         <action>
          <type>FWP_ACTION_BLOCK</type>
          <filterType/>
         </action>
         <rawContext>0</rawContext>
         <reserved/>
         <filterId>109239</filterId>
         <effectiveWeight>
          <type>FWP_UINT64</type>
          <uint64>9223372036854776256</uint64>
         </effectiveWeight>
        </item>

    Wednesday, March 18, 2015 1:21 AM
  • Hi Alan,

    Did you configure the proxy on the client? Proxy can change the port of the destination.
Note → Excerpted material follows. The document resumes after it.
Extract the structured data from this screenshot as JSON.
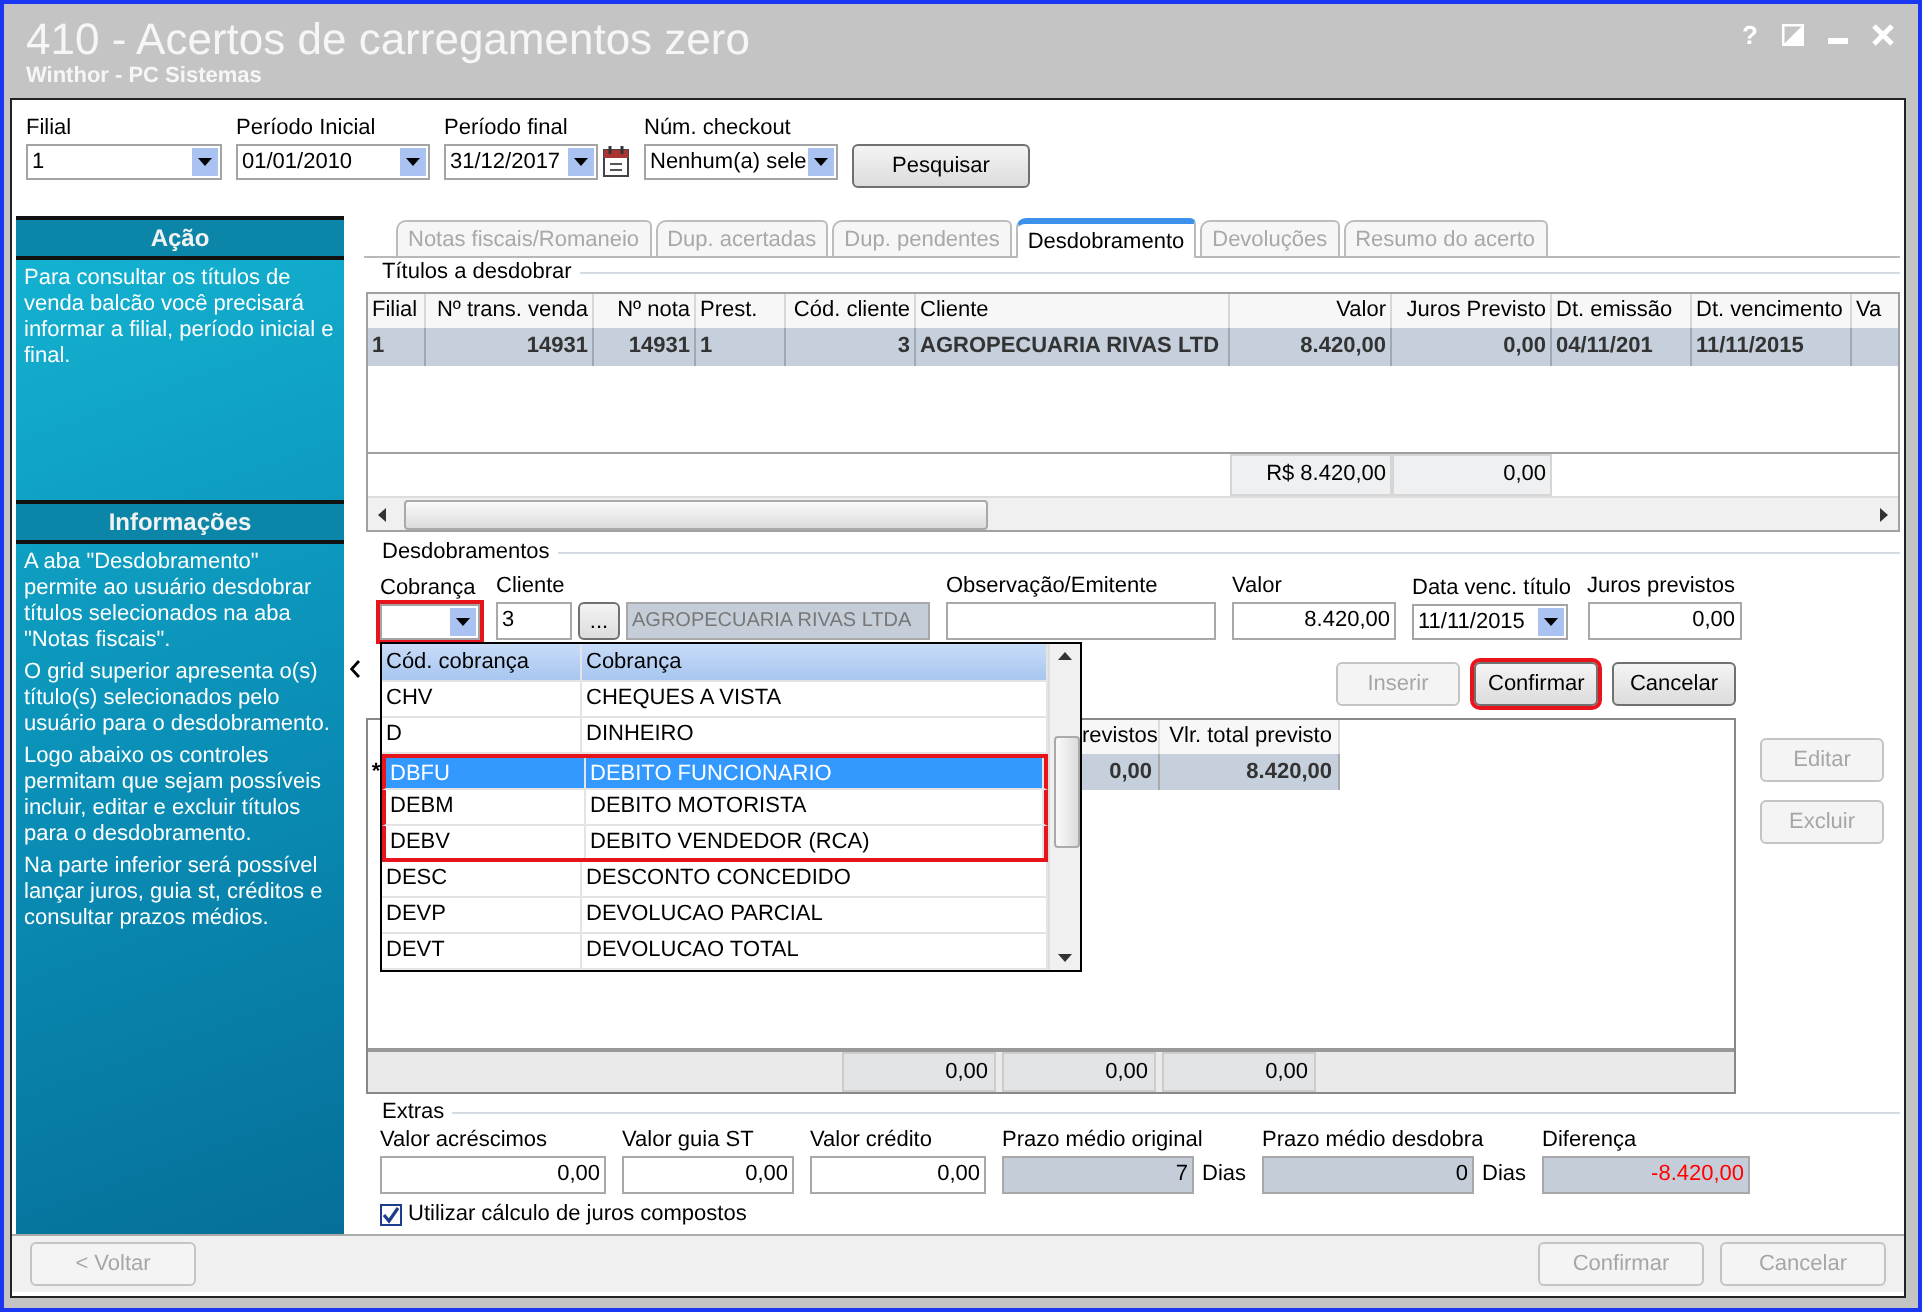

    I can't explain why the result of the network capture and the WFP audit are different. Please check if the connection between 192.168.3.25:52975 and 192.168.3.1:49168 has been captured. Also, please check if the port 49168 is mapping to other remote host on the RRAS server.

    Besides, have you configured the multiple gateway on the RRAS server? Multiple gateway may cause communication issues. Please try to remove the other gateway and try again.

    Best Regards.


    Steven Lee Please remember to mark the replies as answers if they help and unmark them if they provide no help. If you have feedback for TechNet Support, contact tnmff@microsoft.com.

    Wednesday, March 18, 2015 2:46 AM
    Moderator
  • I am not configuring, nor intending to have to use, a proxy for the FTP client.  Are you saying that I must, or inherently am, needing to use a proxy in order to pass through the Server 2012 R2's router and NAT?

    By "multiple gateway" I presume you mean multiple default gateways.  I did check that, and confirmed there is only a single default gateway specified among all of the interfaces, and it was set on only one interface, and was set the next hop router leading to my ISP on one of the public interfaces.

    I'll check whether the LAN trace shows anything about the mysterious 192.168.3.1:49168 endpoint.  I did have the LAN trace filtered for "anything to or from 192.168.3.25", so based on what WFP logged I should have seen it already, but I will double-check that and whether any mapping using port 49168 exists at the time of the event.

    I have some critical FTP'ing going on at the moment, so I can't break things tonight by re-enabling the firewall on the private interface, but I'll get back to you once I've been able to test that.

    Thanks again. -Alan

    Wednesday, March 18, 2015 3:42 AM
  • Hi Alan,

    >>Are you saying that I must, or inherently am, needing to use a proxy in order to pass through the Server 2012 R2's router and NAT?

    No. As you have asked "i.e. Something turned the "destination public FTP host, port 21" that I can see in the LAN trace into "destination 192.168.3.1 port 49168" before the firewall saw it?", I just provide the possible cause of this behavior.

    >>I have some critical FTP'ing going on at the moment, so I can't break things tonight by re-enabling the firewall on the private interface, but I'll get back to you once I've been able to test that.

    OK. Wait for your update.

    Best Regards.


    Steven Lee Please remember to mark the replies as answers if they help and unmark them if they provide no help. If you have feedback for TechNet Support, contact tnmff@microsoft.com.

    Wednesday, March 18, 2015 6:01 AM
    Moderator
  • I had the same issue and found the solution here:

    https://social.technet.microsoft.com/Forums/en-US/0c68aed6-e22b-4cd4-86bd-f3c767e88349/advanced-firewall-blocking-through-ftp-traffic-rras?forum=winserver8gen

    Execute the following command on the RRAS server:

    netsh routing ip nat delete ftp

    Best Regards.


    Friday, March 27, 2015 11:39 AM